WORK TASK: Each line below that includes the word "pedido" is to be reported.

Records from a collection
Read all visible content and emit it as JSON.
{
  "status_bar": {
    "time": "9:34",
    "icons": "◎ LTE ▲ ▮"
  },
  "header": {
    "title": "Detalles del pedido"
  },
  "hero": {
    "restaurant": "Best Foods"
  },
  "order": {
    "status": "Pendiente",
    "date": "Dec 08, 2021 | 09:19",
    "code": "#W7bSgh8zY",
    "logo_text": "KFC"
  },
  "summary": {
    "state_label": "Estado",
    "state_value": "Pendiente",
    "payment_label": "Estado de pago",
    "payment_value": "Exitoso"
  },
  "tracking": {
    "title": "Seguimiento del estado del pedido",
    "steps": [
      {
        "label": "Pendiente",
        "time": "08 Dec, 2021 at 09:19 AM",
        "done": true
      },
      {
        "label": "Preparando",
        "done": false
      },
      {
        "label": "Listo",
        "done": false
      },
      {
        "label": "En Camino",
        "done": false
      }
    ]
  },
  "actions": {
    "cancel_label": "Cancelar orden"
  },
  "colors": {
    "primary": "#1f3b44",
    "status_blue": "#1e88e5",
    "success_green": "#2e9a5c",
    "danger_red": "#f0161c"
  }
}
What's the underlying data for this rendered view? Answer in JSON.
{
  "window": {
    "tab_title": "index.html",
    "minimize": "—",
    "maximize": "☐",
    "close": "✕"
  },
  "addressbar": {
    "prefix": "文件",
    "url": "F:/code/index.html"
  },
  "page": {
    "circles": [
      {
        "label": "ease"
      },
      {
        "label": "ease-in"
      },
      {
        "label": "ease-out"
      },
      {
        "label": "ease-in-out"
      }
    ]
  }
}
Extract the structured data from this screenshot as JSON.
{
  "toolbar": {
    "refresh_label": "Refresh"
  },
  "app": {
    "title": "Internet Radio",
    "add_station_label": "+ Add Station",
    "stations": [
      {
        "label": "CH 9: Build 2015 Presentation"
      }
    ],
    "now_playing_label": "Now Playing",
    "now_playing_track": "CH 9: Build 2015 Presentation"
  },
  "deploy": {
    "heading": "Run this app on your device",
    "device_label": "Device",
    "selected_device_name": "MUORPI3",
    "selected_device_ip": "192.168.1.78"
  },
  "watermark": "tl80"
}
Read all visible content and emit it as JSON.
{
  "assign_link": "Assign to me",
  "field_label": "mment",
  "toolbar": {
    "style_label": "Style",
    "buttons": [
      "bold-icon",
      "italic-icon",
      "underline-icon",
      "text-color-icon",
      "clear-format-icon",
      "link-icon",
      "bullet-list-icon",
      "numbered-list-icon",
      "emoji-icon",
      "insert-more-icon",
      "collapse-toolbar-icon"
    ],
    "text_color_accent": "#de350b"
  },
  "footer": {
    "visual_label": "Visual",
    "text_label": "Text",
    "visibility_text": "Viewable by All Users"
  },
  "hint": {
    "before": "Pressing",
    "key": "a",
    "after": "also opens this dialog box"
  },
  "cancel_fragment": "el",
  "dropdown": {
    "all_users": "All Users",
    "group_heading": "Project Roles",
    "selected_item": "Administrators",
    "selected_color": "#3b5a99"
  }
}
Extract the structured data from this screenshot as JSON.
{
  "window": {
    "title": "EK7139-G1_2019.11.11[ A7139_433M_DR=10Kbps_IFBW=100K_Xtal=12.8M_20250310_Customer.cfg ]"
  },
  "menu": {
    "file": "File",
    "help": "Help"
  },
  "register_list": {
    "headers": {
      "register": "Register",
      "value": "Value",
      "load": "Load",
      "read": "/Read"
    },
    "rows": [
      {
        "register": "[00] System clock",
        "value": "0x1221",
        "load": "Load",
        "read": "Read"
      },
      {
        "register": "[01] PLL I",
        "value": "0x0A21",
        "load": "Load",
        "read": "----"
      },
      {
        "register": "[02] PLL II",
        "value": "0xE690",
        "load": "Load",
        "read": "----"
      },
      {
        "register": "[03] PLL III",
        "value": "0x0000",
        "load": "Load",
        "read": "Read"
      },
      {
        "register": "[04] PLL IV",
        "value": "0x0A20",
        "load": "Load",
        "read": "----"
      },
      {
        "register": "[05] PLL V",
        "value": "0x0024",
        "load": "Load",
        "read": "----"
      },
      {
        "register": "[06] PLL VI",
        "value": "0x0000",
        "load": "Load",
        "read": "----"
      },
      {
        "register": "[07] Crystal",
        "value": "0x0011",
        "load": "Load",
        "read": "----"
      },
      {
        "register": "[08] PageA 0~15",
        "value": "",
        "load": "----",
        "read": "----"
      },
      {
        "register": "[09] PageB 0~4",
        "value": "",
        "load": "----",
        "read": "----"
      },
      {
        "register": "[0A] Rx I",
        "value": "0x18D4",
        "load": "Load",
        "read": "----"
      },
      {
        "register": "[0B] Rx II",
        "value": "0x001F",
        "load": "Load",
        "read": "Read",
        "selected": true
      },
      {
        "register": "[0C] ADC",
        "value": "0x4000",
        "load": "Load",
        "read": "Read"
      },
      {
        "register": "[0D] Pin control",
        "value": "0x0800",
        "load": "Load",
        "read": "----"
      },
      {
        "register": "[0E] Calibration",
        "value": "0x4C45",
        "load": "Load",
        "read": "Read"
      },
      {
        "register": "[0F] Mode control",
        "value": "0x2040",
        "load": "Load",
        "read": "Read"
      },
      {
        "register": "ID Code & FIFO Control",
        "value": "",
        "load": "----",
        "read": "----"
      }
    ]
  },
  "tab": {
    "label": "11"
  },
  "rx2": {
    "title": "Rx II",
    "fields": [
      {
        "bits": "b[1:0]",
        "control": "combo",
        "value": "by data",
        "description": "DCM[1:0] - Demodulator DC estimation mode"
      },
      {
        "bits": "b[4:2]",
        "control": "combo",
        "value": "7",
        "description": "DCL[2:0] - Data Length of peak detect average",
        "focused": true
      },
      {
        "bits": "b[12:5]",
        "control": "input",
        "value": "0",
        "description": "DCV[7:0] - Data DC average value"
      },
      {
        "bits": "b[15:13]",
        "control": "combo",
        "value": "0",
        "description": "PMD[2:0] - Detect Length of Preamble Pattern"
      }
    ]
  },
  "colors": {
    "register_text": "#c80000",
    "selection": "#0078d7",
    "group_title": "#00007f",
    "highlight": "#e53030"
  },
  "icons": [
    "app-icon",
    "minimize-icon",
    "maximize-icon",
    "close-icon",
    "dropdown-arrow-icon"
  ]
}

WRITTEN REPLY:
    "title": "Detalles del pedido"
    "title": "Seguimiento del estado del pedido",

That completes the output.